ERIC Number: ED153471
Record Type: RIE
Publication Date: 1976-Jan
Reference Count: 0
Pedagogical Grammar. Interlanguage Studies Bulletin, Vol. 1., No. 1.
Smith, Michael Sharwood
Pedagogical grammar is the presentation of grammatical information for teaching purposes. Two important distinctions are relevant here: reference books versus teaching grammars programmed into a course, and generalized versus specialized grammars, (depending on the extent to which they have been designed to meet specific teaching/learning situations). The more promising type of grammar is one that goes beyond the reference function and facilitates in a systematic and explicit way the learning of the target language. Textbook designers should abandon the "parasitic" approach which merely simplifies one or more theoretical linguistic description, as does the "orthodox" approach, which follows one linguistic theory only. Naive eclecticism is, however, no solution. The designer should devise and adapt descriptions according to psychological and sociolinguistic principles. As a starting point, the approach of David Ausubel seems highly appropriate.
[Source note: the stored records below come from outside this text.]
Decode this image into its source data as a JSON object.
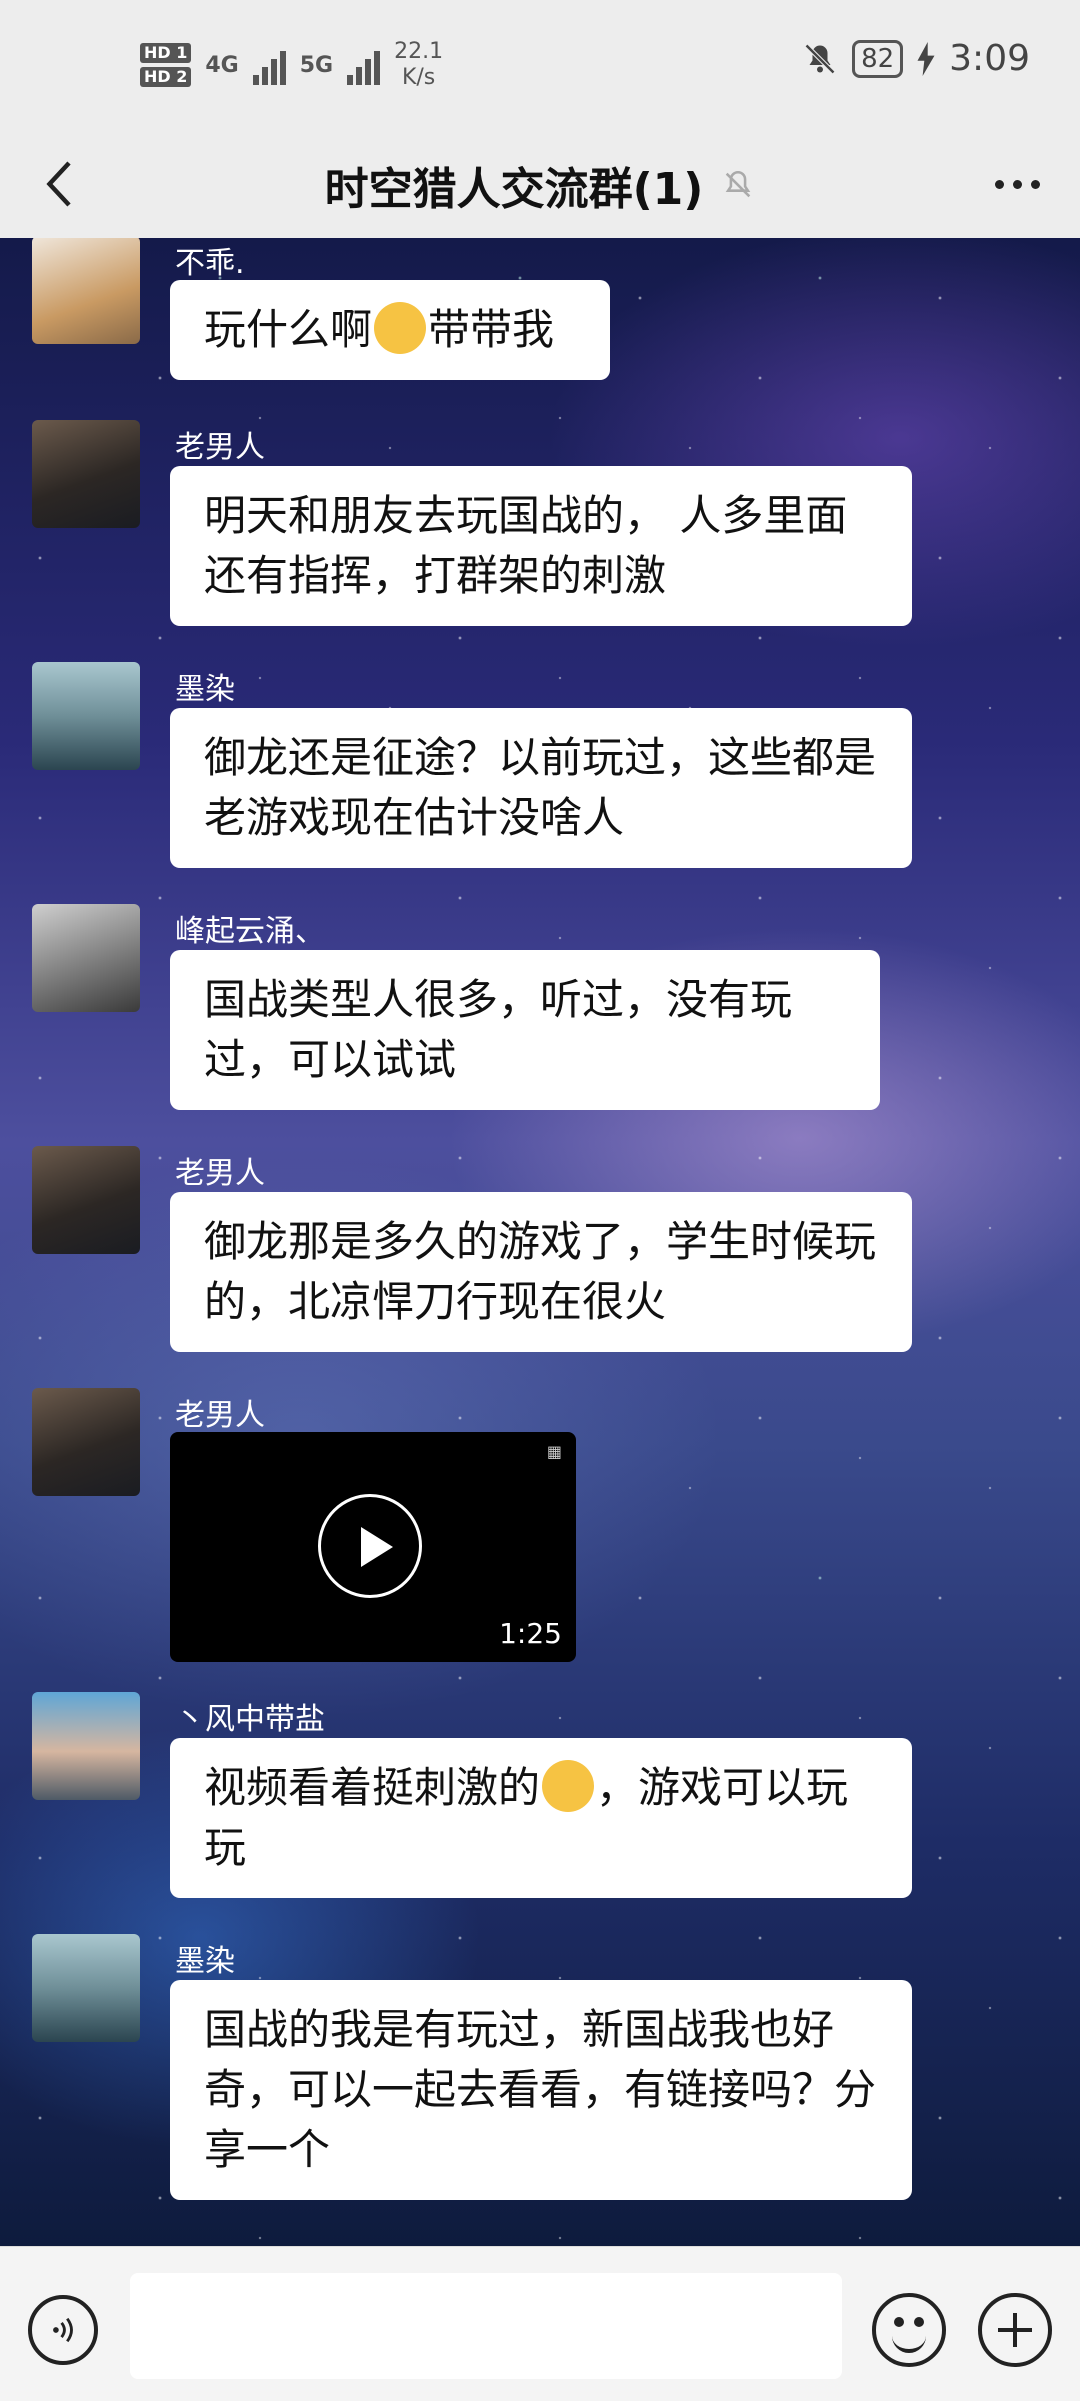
{
  "status_bar": {
    "hd1": "HD 1",
    "hd2": "HD 2",
    "net1": "4G",
    "net2": "5G",
    "speed_value": "22.1",
    "speed_unit": "K/s",
    "battery": "82",
    "time": "3:09",
    "icons": [
      "silent-bell-icon",
      "charging-icon"
    ]
  },
  "header": {
    "title": "时空猎人交流群(1)",
    "icons": [
      "back-arrow-icon",
      "muted-bell-icon",
      "more-icon"
    ]
  },
  "messages": [
    {
      "sender": "不乖.",
      "text_a": "玩什么啊",
      "emoji": "smirk-emoji",
      "text_b": "带带我"
    },
    {
      "sender": "老男人",
      "text": "明天和朋友去玩国战的， 人多里面还有指挥，打群架的刺激"
    },
    {
      "sender": "墨染",
      "text": "御龙还是征途？以前玩过，这些都是老游戏现在估计没啥人"
    },
    {
      "sender": "峰起云涌、",
      "text": "国战类型人很多，听过，没有玩过，可以试试"
    },
    {
      "sender": "老男人",
      "text": "御龙那是多久的游戏了，学生时候玩的，北凉悍刀行现在很火"
    },
    {
      "sender": "老男人",
      "type": "video",
      "duration": "1:25"
    },
    {
      "sender": "丶风中带盐",
      "text_a": "视频看着挺刺激的",
      "emoji": "grin-emoji",
      "text_b": "，游戏可以玩玩"
    },
    {
      "sender": "墨染",
      "text": "国战的我是有玩过，新国战我也好奇，可以一起去看看，有链接吗？分享一个"
    }
  ],
  "input_bar": {
    "icons": [
      "voice-icon",
      "emoji-icon",
      "plus-icon"
    ]
  }
}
By adopting his theory on the use of various kinds of organizers, the designer may frame a pedagogical grammar that promotes meaningful learning, something which a patchwork grammar, naively eclectic and atheoretical, is unlikely to do. Organizers, which may be anything from visual non-linguistic marks on paper to highly abstract notional categories, are classifications based on principles that are didactic as well as linguistic. (Author/AMH)
Descriptors: Advance Organizers, Cognitive Processes, Comprehension, Course Organization, Curriculum Design, Educational Media, Grammar, Higher Education, Language Instruction, Learning Activities, Learning Processes, Retention (Psychology), Second Language Learning, Teaching Methods, Textbook Preparation, Textbooks
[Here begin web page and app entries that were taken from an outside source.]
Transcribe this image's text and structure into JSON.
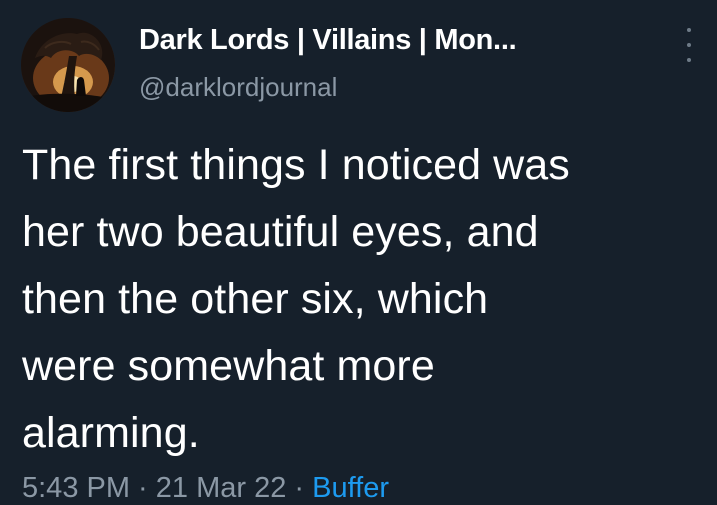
{
  "tweet": {
    "author": {
      "display_name": "Dark Lords | Villains | Mon...",
      "handle": "@darklordjournal",
      "avatar_icon": "dark-lord-tree-avatar"
    },
    "more_icon": "vertical-ellipsis-icon",
    "body_lines": [
      "The first things I noticed was",
      "her two beautiful eyes, and",
      "then the other six, which",
      "were somewhat more",
      "alarming."
    ],
    "time": "5:43 PM",
    "separator": " · ",
    "date": "21 Mar 22",
    "source": "Buffer"
  },
  "colors": {
    "background": "#16202b",
    "text_primary": "#ffffff",
    "text_secondary": "#8b98a5",
    "link": "#1d9bf0"
  }
}
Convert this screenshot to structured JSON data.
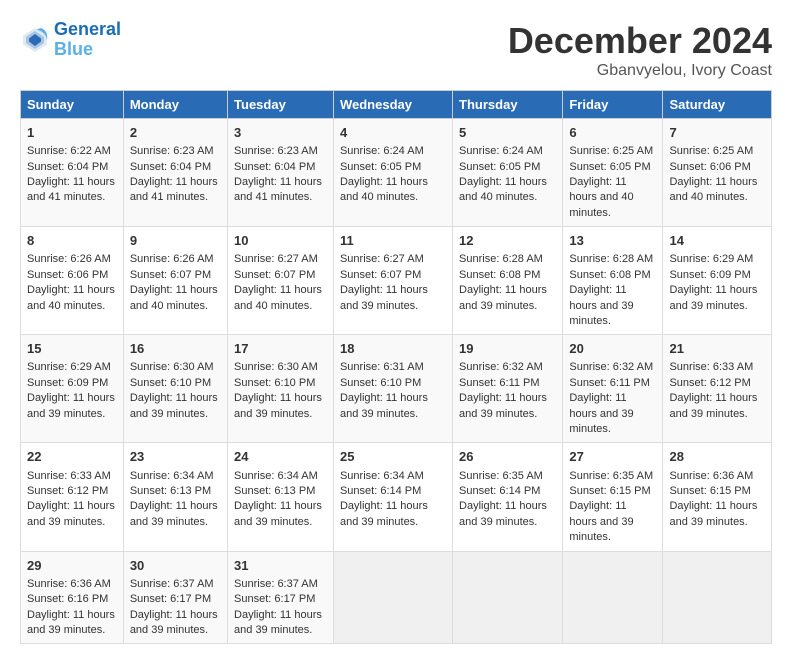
{
  "logo": {
    "line1": "General",
    "line2": "Blue"
  },
  "title": "December 2024",
  "subtitle": "Gbanvyelou, Ivory Coast",
  "days_of_week": [
    "Sunday",
    "Monday",
    "Tuesday",
    "Wednesday",
    "Thursday",
    "Friday",
    "Saturday"
  ],
  "weeks": [
    [
      {
        "day": "1",
        "sunrise": "6:22 AM",
        "sunset": "6:04 PM",
        "daylight": "11 hours and 41 minutes."
      },
      {
        "day": "2",
        "sunrise": "6:23 AM",
        "sunset": "6:04 PM",
        "daylight": "11 hours and 41 minutes."
      },
      {
        "day": "3",
        "sunrise": "6:23 AM",
        "sunset": "6:04 PM",
        "daylight": "11 hours and 41 minutes."
      },
      {
        "day": "4",
        "sunrise": "6:24 AM",
        "sunset": "6:05 PM",
        "daylight": "11 hours and 40 minutes."
      },
      {
        "day": "5",
        "sunrise": "6:24 AM",
        "sunset": "6:05 PM",
        "daylight": "11 hours and 40 minutes."
      },
      {
        "day": "6",
        "sunrise": "6:25 AM",
        "sunset": "6:05 PM",
        "daylight": "11 hours and 40 minutes."
      },
      {
        "day": "7",
        "sunrise": "6:25 AM",
        "sunset": "6:06 PM",
        "daylight": "11 hours and 40 minutes."
      }
    ],
    [
      {
        "day": "8",
        "sunrise": "6:26 AM",
        "sunset": "6:06 PM",
        "daylight": "11 hours and 40 minutes."
      },
      {
        "day": "9",
        "sunrise": "6:26 AM",
        "sunset": "6:07 PM",
        "daylight": "11 hours and 40 minutes."
      },
      {
        "day": "10",
        "sunrise": "6:27 AM",
        "sunset": "6:07 PM",
        "daylight": "11 hours and 40 minutes."
      },
      {
        "day": "11",
        "sunrise": "6:27 AM",
        "sunset": "6:07 PM",
        "daylight": "11 hours and 39 minutes."
      },
      {
        "day": "12",
        "sunrise": "6:28 AM",
        "sunset": "6:08 PM",
        "daylight": "11 hours and 39 minutes."
      },
      {
        "day": "13",
        "sunrise": "6:28 AM",
        "sunset": "6:08 PM",
        "daylight": "11 hours and 39 minutes."
      },
      {
        "day": "14",
        "sunrise": "6:29 AM",
        "sunset": "6:09 PM",
        "daylight": "11 hours and 39 minutes."
      }
    ],
    [
      {
        "day": "15",
        "sunrise": "6:29 AM",
        "sunset": "6:09 PM",
        "daylight": "11 hours and 39 minutes."
      },
      {
        "day": "16",
        "sunrise": "6:30 AM",
        "sunset": "6:10 PM",
        "daylight": "11 hours and 39 minutes."
      },
      {
        "day": "17",
        "sunrise": "6:30 AM",
        "sunset": "6:10 PM",
        "daylight": "11 hours and 39 minutes."
      },
      {
        "day": "18",
        "sunrise": "6:31 AM",
        "sunset": "6:10 PM",
        "daylight": "11 hours and 39 minutes."
      },
      {
        "day": "19",
        "sunrise": "6:32 AM",
        "sunset": "6:11 PM",
        "daylight": "11 hours and 39 minutes."
      },
      {
        "day": "20",
        "sunrise": "6:32 AM",
        "sunset": "6:11 PM",
        "daylight": "11 hours and 39 minutes."
      },
      {
        "day": "21",
        "sunrise": "6:33 AM",
        "sunset": "6:12 PM",
        "daylight": "11 hours and 39 minutes."
      }
    ],
    [
      {
        "day": "22",
        "sunrise": "6:33 AM",
        "sunset": "6:12 PM",
        "daylight": "11 hours and 39 minutes."
      },
      {
        "day": "23",
        "sunrise": "6:34 AM",
        "sunset": "6:13 PM",
        "daylight": "11 hours and 39 minutes."
      },
      {
        "day": "24",
        "sunrise": "6:34 AM",
        "sunset": "6:13 PM",
        "daylight": "11 hours and 39 minutes."
      },
      {
        "day": "25",
        "sunrise": "6:34 AM",
        "sunset": "6:14 PM",
        "daylight": "11 hours and 39 minutes."
      },
      {
        "day": "26",
        "sunrise": "6:35 AM",
        "sunset": "6:14 PM",
        "daylight": "11 hours and 39 minutes."
      },
      {
        "day": "27",
        "sunrise": "6:35 AM",
        "sunset": "6:15 PM",
        "daylight": "11 hours and 39 minutes."
      },
      {
        "day": "28",
        "sunrise": "6:36 AM",
        "sunset": "6:15 PM",
        "daylight": "11 hours and 39 minutes."
      }
    ],
    [
      {
        "day": "29",
        "sunrise": "6:36 AM",
        "sunset": "6:16 PM",
        "daylight": "11 hours and 39 minutes."
      },
      {
        "day": "30",
        "sunrise": "6:37 AM",
        "sunset": "6:17 PM",
        "daylight": "11 hours and 39 minutes."
      },
      {
        "day": "31",
        "sunrise": "6:37 AM",
        "sunset": "6:17 PM",
        "daylight": "11 hours and 39 minutes."
      },
      null,
      null,
      null,
      null
    ]
  ]
}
Publication Type: Journal Articles
Education Level: N/A
Authoring Institution: Utrecht State Univ., (Netherlands).